** WHAT YOU WILL DO **
What lines of the data below hold "Subscribers"? Show them.
### DATA SUPPLIED
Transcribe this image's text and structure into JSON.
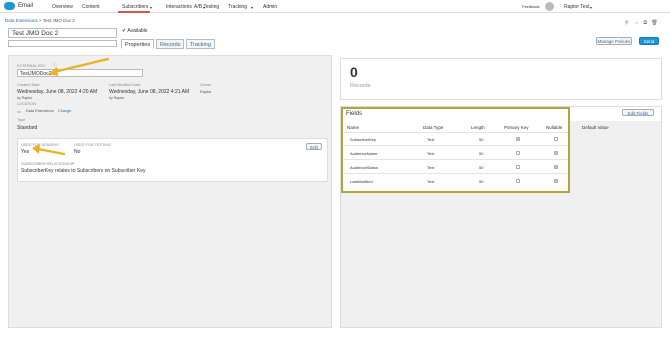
{
  "topnav": {
    "app_name": "Email",
    "items": [
      "Overview",
      "Content",
      "Subscribers",
      "Interactions",
      "A/B Testing",
      "Tracking",
      "Admin"
    ],
    "active": "Subscribers",
    "feedback": "Feedback",
    "user": "Raptor Test"
  },
  "breadcrumb": {
    "root": "Data Extensions",
    "sep": ">",
    "current": "Test JMO Doc 2"
  },
  "header": {
    "title_value": "Test JMO Doc 2",
    "available_label": "Available",
    "tabs": [
      "Properties",
      "Records",
      "Tracking"
    ],
    "manage_policies": "Manage Policies",
    "send": "Send"
  },
  "properties": {
    "external_key_label": "EXTERNAL KEY",
    "external_key_value": "TestJMODoc2",
    "created_date_label": "Created Date",
    "created_date_value": "Wednesday, June 08, 2022 4:20 AM",
    "created_by": "by Raptor",
    "modified_label": "Last Modified Date",
    "modified_value": "Wednesday, June 08, 2022 4:21 AM",
    "modified_by": "by Raptor",
    "owner_label": "Owner",
    "owner_value": "Raptor",
    "location_label": "LOCATION",
    "location_value": "Data Extensions",
    "location_change": "Change",
    "type_label": "Type",
    "type_value": "Standard",
    "sending_label": "USED FOR SENDING",
    "sending_value": "Yes",
    "testing_label": "USED FOR TESTING",
    "testing_value": "No",
    "relationship_label": "SUBSCRIBER RELATIONSHIP",
    "relationship_value": "SubscriberKey relates to Subscribers on Subscriber Key",
    "edit": "Edit"
  },
  "records": {
    "count": "0",
    "label": "Records"
  },
  "fields": {
    "title": "Fields",
    "edit": "Edit Fields",
    "columns": [
      "Name",
      "Data Type",
      "Length",
      "Primary Key",
      "Nullable",
      "Default Value"
    ],
    "rows": [
      {
        "name": "SubscriberKey",
        "type": "Text",
        "length": "50",
        "primary": true,
        "nullable": false
      },
      {
        "name": "AudienceName",
        "type": "Text",
        "length": "50",
        "primary": false,
        "nullable": true
      },
      {
        "name": "AudienceStatus",
        "type": "Text",
        "length": "50",
        "primary": false,
        "nullable": true
      },
      {
        "name": "LastModified",
        "type": "Text",
        "length": "50",
        "primary": false,
        "nullable": true
      }
    ]
  },
  "colors": {
    "accent": "#1b96d6",
    "highlight_border": "#b8a33a",
    "arrow": "#e6b422"
  }
}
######
** THE COMPLETED TASK **
      "Subscribers",
    "active": "Subscribers",
    "relationship_value": "SubscriberKey relates to Subscribers on Subscriber Key",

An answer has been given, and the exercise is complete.